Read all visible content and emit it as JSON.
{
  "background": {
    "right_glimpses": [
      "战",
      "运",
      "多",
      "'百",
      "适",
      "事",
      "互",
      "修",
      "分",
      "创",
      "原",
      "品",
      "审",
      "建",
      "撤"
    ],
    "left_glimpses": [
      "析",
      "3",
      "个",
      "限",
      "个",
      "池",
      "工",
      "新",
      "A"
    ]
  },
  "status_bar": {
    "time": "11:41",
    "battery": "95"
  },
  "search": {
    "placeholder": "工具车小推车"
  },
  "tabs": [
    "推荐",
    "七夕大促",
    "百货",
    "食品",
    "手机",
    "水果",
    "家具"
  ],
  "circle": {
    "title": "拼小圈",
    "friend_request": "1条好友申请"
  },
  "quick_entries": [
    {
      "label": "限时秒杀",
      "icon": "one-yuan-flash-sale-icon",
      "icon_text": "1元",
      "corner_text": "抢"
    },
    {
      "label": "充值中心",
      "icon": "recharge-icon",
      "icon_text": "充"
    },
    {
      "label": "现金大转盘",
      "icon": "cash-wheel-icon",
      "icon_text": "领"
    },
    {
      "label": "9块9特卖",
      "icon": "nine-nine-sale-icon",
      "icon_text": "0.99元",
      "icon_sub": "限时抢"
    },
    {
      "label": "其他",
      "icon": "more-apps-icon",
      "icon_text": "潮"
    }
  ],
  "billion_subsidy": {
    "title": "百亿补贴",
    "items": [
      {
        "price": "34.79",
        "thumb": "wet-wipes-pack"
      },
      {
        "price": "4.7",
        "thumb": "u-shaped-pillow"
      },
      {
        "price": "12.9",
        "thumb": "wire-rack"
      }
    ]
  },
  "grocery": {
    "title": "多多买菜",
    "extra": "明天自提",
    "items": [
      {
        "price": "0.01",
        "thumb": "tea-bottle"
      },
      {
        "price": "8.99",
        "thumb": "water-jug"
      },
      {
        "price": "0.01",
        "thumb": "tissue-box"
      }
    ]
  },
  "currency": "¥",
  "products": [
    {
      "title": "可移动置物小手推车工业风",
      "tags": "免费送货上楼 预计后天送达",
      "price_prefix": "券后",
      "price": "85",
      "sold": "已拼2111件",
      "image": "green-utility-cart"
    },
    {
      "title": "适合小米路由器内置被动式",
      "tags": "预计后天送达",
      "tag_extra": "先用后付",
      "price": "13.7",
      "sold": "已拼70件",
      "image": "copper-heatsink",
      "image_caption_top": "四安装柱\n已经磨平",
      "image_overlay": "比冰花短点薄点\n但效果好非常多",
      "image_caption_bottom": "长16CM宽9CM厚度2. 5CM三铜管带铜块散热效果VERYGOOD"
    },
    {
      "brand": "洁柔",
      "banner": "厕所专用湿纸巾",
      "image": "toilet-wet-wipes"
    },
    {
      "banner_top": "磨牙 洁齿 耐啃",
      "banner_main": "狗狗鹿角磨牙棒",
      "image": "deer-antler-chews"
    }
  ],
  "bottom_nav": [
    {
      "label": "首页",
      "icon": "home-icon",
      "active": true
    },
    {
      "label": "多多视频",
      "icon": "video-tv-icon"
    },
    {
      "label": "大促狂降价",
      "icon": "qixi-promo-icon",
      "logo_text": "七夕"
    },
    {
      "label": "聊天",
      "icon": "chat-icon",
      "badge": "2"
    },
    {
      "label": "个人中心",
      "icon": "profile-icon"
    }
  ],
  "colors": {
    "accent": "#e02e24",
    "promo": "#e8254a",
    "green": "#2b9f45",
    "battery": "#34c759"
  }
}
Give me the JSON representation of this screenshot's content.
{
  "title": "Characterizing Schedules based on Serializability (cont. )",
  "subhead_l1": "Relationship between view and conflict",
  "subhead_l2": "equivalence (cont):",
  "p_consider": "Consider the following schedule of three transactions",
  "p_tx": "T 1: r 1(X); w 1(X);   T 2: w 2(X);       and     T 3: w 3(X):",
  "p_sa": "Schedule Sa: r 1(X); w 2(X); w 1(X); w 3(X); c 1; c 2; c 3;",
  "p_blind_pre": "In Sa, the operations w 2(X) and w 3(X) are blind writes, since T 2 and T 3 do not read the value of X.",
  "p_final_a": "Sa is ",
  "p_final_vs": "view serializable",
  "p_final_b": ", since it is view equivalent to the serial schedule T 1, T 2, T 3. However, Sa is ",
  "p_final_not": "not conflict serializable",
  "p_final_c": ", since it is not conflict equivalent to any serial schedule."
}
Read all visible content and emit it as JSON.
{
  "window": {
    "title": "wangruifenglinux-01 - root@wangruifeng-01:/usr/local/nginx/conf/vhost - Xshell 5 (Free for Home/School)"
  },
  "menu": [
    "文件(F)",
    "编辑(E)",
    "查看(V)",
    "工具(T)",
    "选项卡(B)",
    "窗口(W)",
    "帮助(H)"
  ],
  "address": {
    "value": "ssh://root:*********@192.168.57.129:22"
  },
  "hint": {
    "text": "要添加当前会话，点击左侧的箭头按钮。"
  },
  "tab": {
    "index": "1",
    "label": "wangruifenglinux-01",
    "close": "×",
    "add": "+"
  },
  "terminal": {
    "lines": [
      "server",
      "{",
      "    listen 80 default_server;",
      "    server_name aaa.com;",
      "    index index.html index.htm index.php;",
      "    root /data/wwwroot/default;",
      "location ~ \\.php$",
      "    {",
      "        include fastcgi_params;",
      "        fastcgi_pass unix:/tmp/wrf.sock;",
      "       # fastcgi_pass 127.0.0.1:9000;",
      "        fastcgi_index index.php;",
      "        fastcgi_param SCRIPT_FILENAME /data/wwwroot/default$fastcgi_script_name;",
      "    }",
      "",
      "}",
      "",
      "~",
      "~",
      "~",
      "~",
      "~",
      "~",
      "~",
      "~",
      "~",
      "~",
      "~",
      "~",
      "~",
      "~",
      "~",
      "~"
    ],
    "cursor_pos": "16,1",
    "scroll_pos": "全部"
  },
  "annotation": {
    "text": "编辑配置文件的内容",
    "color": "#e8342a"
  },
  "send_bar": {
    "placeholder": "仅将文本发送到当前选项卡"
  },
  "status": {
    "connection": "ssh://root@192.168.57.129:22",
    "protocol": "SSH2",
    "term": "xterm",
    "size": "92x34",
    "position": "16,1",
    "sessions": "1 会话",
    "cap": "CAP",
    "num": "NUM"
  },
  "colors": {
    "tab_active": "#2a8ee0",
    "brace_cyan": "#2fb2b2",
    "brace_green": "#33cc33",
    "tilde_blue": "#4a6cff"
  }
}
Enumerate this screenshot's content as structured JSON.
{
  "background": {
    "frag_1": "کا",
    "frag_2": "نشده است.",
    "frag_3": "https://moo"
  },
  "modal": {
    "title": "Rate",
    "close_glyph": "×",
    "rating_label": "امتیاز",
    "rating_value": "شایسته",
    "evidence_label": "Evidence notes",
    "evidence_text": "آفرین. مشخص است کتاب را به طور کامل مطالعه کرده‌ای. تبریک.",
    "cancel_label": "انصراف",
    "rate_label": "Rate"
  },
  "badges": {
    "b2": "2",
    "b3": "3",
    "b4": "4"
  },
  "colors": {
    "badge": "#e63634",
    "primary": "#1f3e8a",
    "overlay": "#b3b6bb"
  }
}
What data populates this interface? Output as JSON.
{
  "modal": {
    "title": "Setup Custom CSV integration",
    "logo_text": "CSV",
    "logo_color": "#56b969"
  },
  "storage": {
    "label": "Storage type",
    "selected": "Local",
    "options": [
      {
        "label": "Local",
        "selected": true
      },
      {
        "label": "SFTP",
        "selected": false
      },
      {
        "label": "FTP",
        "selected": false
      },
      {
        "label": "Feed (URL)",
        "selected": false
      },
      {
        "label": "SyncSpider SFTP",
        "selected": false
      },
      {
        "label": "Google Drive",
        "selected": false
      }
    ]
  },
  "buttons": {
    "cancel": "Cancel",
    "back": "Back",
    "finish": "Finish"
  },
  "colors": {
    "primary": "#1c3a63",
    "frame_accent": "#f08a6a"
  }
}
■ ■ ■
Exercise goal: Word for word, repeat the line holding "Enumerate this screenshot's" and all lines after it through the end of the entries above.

Exercise answer:
Enumerate this screenshot's content as structured JSON.
{
  "background": {
    "frag_1": "کا",
    "frag_2": "نشده است.",
    "frag_3": "https://moo"
  },
  "modal": {
    "title": "Rate",
    "close_glyph": "×",
    "rating_label": "امتیاز",
    "rating_value": "شایسته",
    "evidence_label": "Evidence notes",
    "evidence_text": "آفرین. مشخص است کتاب را به طور کامل مطالعه کرده‌ای. تبریک.",
    "cancel_label": "انصراف",
    "rate_label": "Rate"
  },
  "badges": {
    "b2": "2",
    "b3": "3",
    "b4": "4"
  },
  "colors": {
    "badge": "#e63634",
    "primary": "#1f3e8a",
    "overlay": "#b3b6bb"
  }
}
What data populates this interface? Output as JSON.
{
  "modal": {
    "title": "Setup Custom CSV integration",
    "logo_text": "CSV",
    "logo_color": "#56b969"
  },
  "storage": {
    "label": "Storage type",
    "selected": "Local",
    "options": [
      {
        "label": "Local",
        "selected": true
      },
      {
        "label": "SFTP",
        "selected": false
      },
      {
        "label": "FTP",
        "selected": false
      },
      {
        "label": "Feed (URL)",
        "selected": false
      },
      {
        "label": "SyncSpider SFTP",
        "selected": false
      },
      {
        "label": "Google Drive",
        "selected": false
      }
    ]
  },
  "buttons": {
    "cancel": "Cancel",
    "back": "Back",
    "finish": "Finish"
  },
  "colors": {
    "primary": "#1c3a63",
    "frame_accent": "#f08a6a"
  }
}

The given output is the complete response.